There are plenty of Jews,

There are plenty of Jews, Christians, Muslims, and yes, even "normal people" who think state-recognized same-sex marriage is fine and dandy. The only thing that people against gay marriage have in common, really, is bigotry.

Additionally, the state isn't imposing diddly on you, since you aren't gonna be forced to marry a dude if you don't want.

Religious Liberty for Everyone

As pointed out by conservative, Republican law professor Dale Carpenter the authors of these bills took great pains to specifically and correctly include protections for religious institutions who choose not to marry same sex couples. If enacted, marriage equality would simply mean that those faiths which choose to marry gay couples will have their decisions respected by the state. Same applies, of course, for those couples who choose to be married outside any faith.

In essence, marriage equality will mean that each religious tradition has the right to be free of government interference, but does not have the power to impose itself on people of other faiths or no faith at all. This is what freedom of and freedom from religion under the First Amendment is all about.

Freedom from religion?

The First Amendment to the United States Constitution states in part:

"Congress shall make no law respecting an establishment of religion, or prohibiting the free exercise thereof..."

There are two important statement of law:
1. Congress shall not establish a national religion.
2. Congress shall not prohibit the free exercise of religion.

There is no "freedom from religion" in the First Amendment.

Your definition of free is broken.

Free exercise of religion is hardly free if one is hindered from a course of action, like choosing to live without religion. That's like saying you have the freedom to speak your mind, and then penalizing those who remain silent.

Free exercise of religion is not a command to be religious, nor is it license to steamroll those who choose not to be.

Selective misreading
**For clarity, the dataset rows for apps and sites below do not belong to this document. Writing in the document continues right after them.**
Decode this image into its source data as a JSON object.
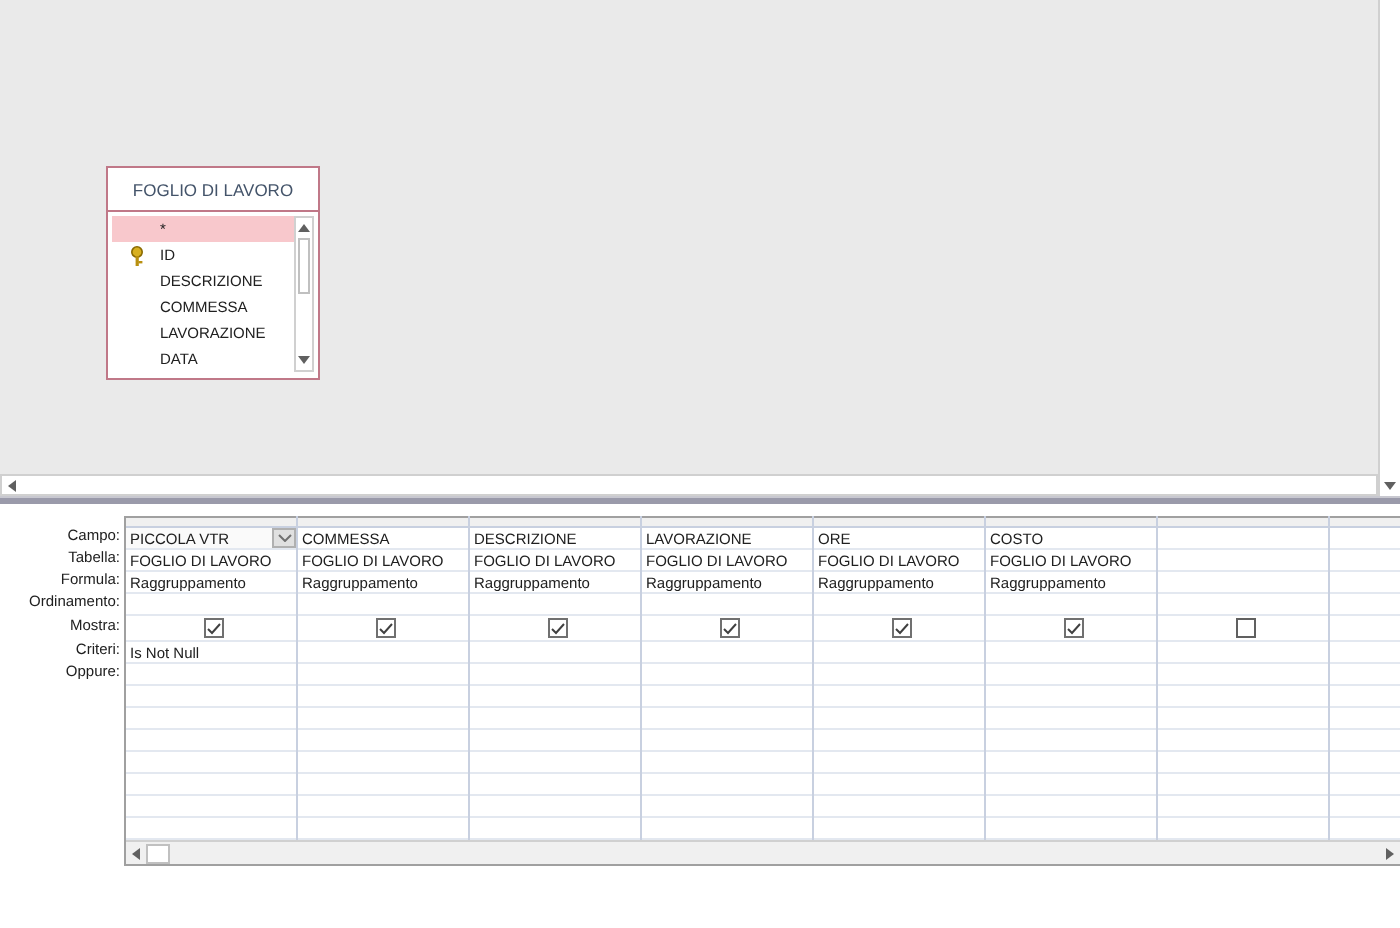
{
  "table_box": {
    "title": "FOGLIO DI LAVORO",
    "fields": [
      {
        "label": "*",
        "key": false,
        "selected": true
      },
      {
        "label": "ID",
        "key": true,
        "selected": false
      },
      {
        "label": "DESCRIZIONE",
        "key": false,
        "selected": false
      },
      {
        "label": "COMMESSA",
        "key": false,
        "selected": false
      },
      {
        "label": "LAVORAZIONE",
        "key": false,
        "selected": false
      },
      {
        "label": "DATA",
        "key": false,
        "selected": false
      }
    ]
  },
  "grid": {
    "row_labels": [
      "Campo:",
      "Tabella:",
      "Formula:",
      "Ordinamento:",
      "Mostra:",
      "Criteri:",
      "Oppure:"
    ],
    "columns": [
      {
        "campo": "PICCOLA VTR",
        "tabella": "FOGLIO DI LAVORO",
        "formula": "Raggruppamento",
        "show": true,
        "criteri": "Is Not Null",
        "selected": true
      },
      {
        "campo": "COMMESSA",
        "tabella": "FOGLIO DI LAVORO",
        "formula": "Raggruppamento",
        "show": true,
        "selected": false
      },
      {
        "campo": "DESCRIZIONE",
        "tabella": "FOGLIO DI LAVORO",
        "formula": "Raggruppamento",
        "show": true,
        "selected": false
      },
      {
        "campo": "LAVORAZIONE",
        "tabella": "FOGLIO DI LAVORO",
        "formula": "Raggruppamento",
        "show": true,
        "selected": false
      },
      {
        "campo": "ORE",
        "tabella": "FOGLIO DI LAVORO",
        "formula": "Raggruppamento",
        "show": true,
        "selected": false
      },
      {
        "campo": "COSTO",
        "tabella": "FOGLIO DI LAVORO",
        "formula": "Raggruppamento",
        "show": true,
        "selected": false
      },
      {
        "show": false,
        "selected": false
      }
    ]
  }
}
First of all, you are ignoring decades of jurisprudence if you think the 1st Amendment is only there to protect us from a "national religion."
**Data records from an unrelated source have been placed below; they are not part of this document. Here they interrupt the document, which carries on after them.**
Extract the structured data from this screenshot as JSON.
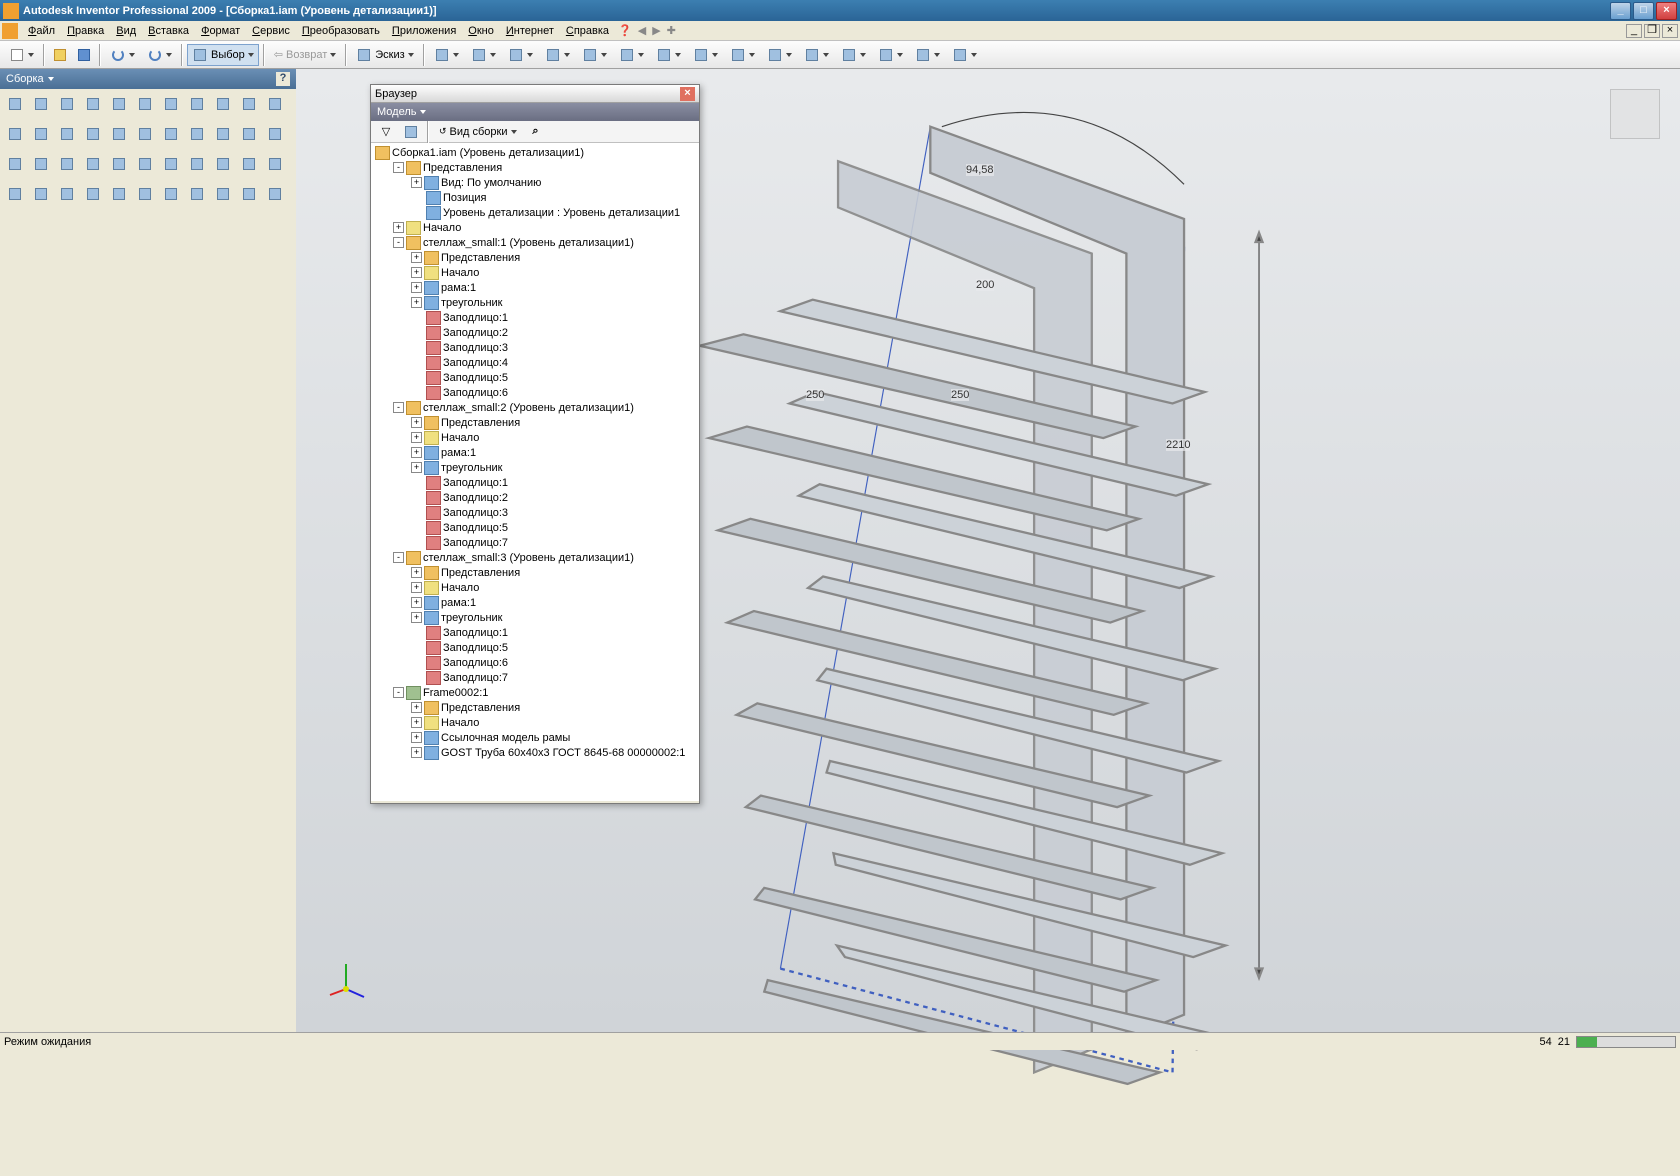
{
  "window": {
    "title": "Autodesk Inventor Professional 2009 - [Сборка1.iam (Уровень детализации1)]"
  },
  "menu": {
    "items": [
      "Файл",
      "Правка",
      "Вид",
      "Вставка",
      "Формат",
      "Сервис",
      "Преобразовать",
      "Приложения",
      "Окно",
      "Интернет",
      "Справка"
    ]
  },
  "toolbar": {
    "select_label": "Выбор",
    "return_label": "Возврат",
    "sketch_label": "Эскиз"
  },
  "sidebar": {
    "title": "Сборка"
  },
  "browser": {
    "title": "Браузер",
    "model_label": "Модель",
    "view_label": "Вид сборки",
    "root": "Сборка1.iam (Уровень детализации1)",
    "nodes": [
      {
        "d": 1,
        "e": "-",
        "i": "assy",
        "t": "Представления"
      },
      {
        "d": 2,
        "e": "+",
        "i": "part",
        "t": "Вид: По умолчанию"
      },
      {
        "d": 2,
        "e": "",
        "i": "part",
        "t": "Позиция"
      },
      {
        "d": 2,
        "e": "",
        "i": "part",
        "t": "Уровень детализации : Уровень детализации1"
      },
      {
        "d": 1,
        "e": "+",
        "i": "fold",
        "t": "Начало"
      },
      {
        "d": 1,
        "e": "-",
        "i": "assy",
        "t": "стеллаж_small:1 (Уровень детализации1)"
      },
      {
        "d": 2,
        "e": "+",
        "i": "assy",
        "t": "Представления"
      },
      {
        "d": 2,
        "e": "+",
        "i": "fold",
        "t": "Начало"
      },
      {
        "d": 2,
        "e": "+",
        "i": "part",
        "t": "рама:1"
      },
      {
        "d": 2,
        "e": "+",
        "i": "part",
        "t": "треугольник"
      },
      {
        "d": 2,
        "e": "",
        "i": "con",
        "t": "Заподлицо:1"
      },
      {
        "d": 2,
        "e": "",
        "i": "con",
        "t": "Заподлицо:2"
      },
      {
        "d": 2,
        "e": "",
        "i": "con",
        "t": "Заподлицо:3"
      },
      {
        "d": 2,
        "e": "",
        "i": "con",
        "t": "Заподлицо:4"
      },
      {
        "d": 2,
        "e": "",
        "i": "con",
        "t": "Заподлицо:5"
      },
      {
        "d": 2,
        "e": "",
        "i": "con",
        "t": "Заподлицо:6"
      },
      {
        "d": 1,
        "e": "-",
        "i": "assy",
        "t": "стеллаж_small:2 (Уровень детализации1)"
      },
      {
        "d": 2,
        "e": "+",
        "i": "assy",
        "t": "Представления"
      },
      {
        "d": 2,
        "e": "+",
        "i": "fold",
        "t": "Начало"
      },
      {
        "d": 2,
        "e": "+",
        "i": "part",
        "t": "рама:1"
      },
      {
        "d": 2,
        "e": "+",
        "i": "part",
        "t": "треугольник"
      },
      {
        "d": 2,
        "e": "",
        "i": "con",
        "t": "Заподлицо:1"
      },
      {
        "d": 2,
        "e": "",
        "i": "con",
        "t": "Заподлицо:2"
      },
      {
        "d": 2,
        "e": "",
        "i": "con",
        "t": "Заподлицо:3"
      },
      {
        "d": 2,
        "e": "",
        "i": "con",
        "t": "Заподлицо:5"
      },
      {
        "d": 2,
        "e": "",
        "i": "con",
        "t": "Заподлицо:7"
      },
      {
        "d": 1,
        "e": "-",
        "i": "assy",
        "t": "стеллаж_small:3 (Уровень детализации1)"
      },
      {
        "d": 2,
        "e": "+",
        "i": "assy",
        "t": "Представления"
      },
      {
        "d": 2,
        "e": "+",
        "i": "fold",
        "t": "Начало"
      },
      {
        "d": 2,
        "e": "+",
        "i": "part",
        "t": "рама:1"
      },
      {
        "d": 2,
        "e": "+",
        "i": "part",
        "t": "треугольник"
      },
      {
        "d": 2,
        "e": "",
        "i": "con",
        "t": "Заподлицо:1"
      },
      {
        "d": 2,
        "e": "",
        "i": "con",
        "t": "Заподлицо:5"
      },
      {
        "d": 2,
        "e": "",
        "i": "con",
        "t": "Заподлицо:6"
      },
      {
        "d": 2,
        "e": "",
        "i": "con",
        "t": "Заподлицо:7"
      },
      {
        "d": 1,
        "e": "-",
        "i": "frm",
        "t": "Frame0002:1"
      },
      {
        "d": 2,
        "e": "+",
        "i": "assy",
        "t": "Представления"
      },
      {
        "d": 2,
        "e": "+",
        "i": "fold",
        "t": "Начало"
      },
      {
        "d": 2,
        "e": "+",
        "i": "part",
        "t": "Ссылочная модель рамы"
      },
      {
        "d": 2,
        "e": "+",
        "i": "part",
        "t": "GOST Труба 60x40x3 ГОСТ 8645-68 00000002:1"
      }
    ]
  },
  "dimensions": {
    "angle": "94,58",
    "d200": "200",
    "d250a": "250",
    "d250b": "250",
    "height": "2210"
  },
  "status": {
    "text": "Режим ожидания",
    "n1": "54",
    "n2": "21"
  }
}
Second, you might want to consider a fundamental principle of the state of Minnesota; viz. art. I sec. 16 of the Minnesota Constitution.
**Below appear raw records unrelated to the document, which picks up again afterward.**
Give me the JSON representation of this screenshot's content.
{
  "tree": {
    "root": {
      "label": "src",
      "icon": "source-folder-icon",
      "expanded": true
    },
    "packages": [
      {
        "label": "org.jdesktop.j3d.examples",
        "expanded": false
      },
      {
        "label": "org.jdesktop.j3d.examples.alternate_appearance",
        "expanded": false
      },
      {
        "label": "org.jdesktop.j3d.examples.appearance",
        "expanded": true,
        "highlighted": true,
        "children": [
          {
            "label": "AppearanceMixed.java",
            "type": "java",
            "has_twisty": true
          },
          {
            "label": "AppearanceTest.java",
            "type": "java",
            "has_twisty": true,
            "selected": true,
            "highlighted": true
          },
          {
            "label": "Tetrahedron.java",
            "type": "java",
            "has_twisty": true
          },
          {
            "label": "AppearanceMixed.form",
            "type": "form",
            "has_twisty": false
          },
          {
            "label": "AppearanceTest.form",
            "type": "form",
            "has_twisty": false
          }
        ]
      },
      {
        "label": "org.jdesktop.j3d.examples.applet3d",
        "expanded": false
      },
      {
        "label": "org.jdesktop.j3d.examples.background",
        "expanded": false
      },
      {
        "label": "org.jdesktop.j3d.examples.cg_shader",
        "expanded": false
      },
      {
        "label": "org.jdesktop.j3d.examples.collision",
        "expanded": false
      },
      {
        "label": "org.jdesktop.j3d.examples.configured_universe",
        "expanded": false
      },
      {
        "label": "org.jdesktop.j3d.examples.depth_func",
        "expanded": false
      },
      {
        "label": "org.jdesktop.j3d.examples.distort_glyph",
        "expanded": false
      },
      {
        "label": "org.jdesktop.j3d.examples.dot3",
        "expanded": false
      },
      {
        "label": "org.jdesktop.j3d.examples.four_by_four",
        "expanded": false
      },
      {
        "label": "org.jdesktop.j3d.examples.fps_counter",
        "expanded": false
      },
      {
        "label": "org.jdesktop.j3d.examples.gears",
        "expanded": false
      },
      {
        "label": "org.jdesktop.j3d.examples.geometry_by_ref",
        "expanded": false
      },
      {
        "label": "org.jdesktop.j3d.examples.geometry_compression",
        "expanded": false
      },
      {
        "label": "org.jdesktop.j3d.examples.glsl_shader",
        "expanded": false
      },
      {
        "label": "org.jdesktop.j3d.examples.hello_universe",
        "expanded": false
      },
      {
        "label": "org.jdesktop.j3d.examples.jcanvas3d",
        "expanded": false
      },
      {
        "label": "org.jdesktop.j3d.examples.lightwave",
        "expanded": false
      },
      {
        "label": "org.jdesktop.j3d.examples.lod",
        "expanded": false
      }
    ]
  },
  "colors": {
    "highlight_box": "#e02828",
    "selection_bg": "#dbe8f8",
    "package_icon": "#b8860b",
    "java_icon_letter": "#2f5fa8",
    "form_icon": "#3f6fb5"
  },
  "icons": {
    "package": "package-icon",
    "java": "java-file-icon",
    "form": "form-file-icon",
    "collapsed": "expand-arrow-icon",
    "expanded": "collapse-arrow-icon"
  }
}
The Constitution

In the landmark 1971 decision of Lemon v. Kurtzman, the Supreme Court held that the establishment clause means far more than simply a prohibition of establishing a "national religion."

To wit, the three prongs of the "Lemon Test" are:

1.The government's action must have a secular legislative purpose;

2.The government's action must not have the primary effect of either advancing or inhibiting religion;

3.The government's action must not result in an "excessive government entanglement" with religion.

While navigating the space between the "free exercise" and the "establishment clause" of the First Amendment can be exceedingly difficult it is clear that a law whose primary purpose is to impose the doctrine of one particular faith or faiths on the rest of the people, and is without a secular purpose, would fall constitutionally short.

Moreover, returning more specifically to the issue of marriage equality, proponents of the existing marriage ban still need to account for the 14th Amendment’s prohibition on unequal treatment without at least a rational basis, let alone the heightened standard of review afforded to groups such as GLBT people who have been traditionally discriminated against.

Gay Marriage

I was in law enforcement for 21 years, I commented in another story in MN Post of how I thought it was ridiculous to think kids raised in gay marriage would be confused. That got me thinking about how wonderful marriage is and how many domestic calls I went on in 21 years. The number is so large I can't even begin to remember them all. Spousal abuse is not limited to any one class of people either, spousal abuse is classless, colorless, raceless, ageless, jobless, you name it. On any night here in the twin cities a whole bunch of happily married spouses are going to come home and beat the crap out of their spouse. It doesn't make any difference if they are a banker, doctor, janitor, unemployed, pastor, teacher or whatever, every night here in the Twin Cities and all over the US some loving spouse comes homes beats the living hell out of there loving spouse. I have seen it over a thousand times.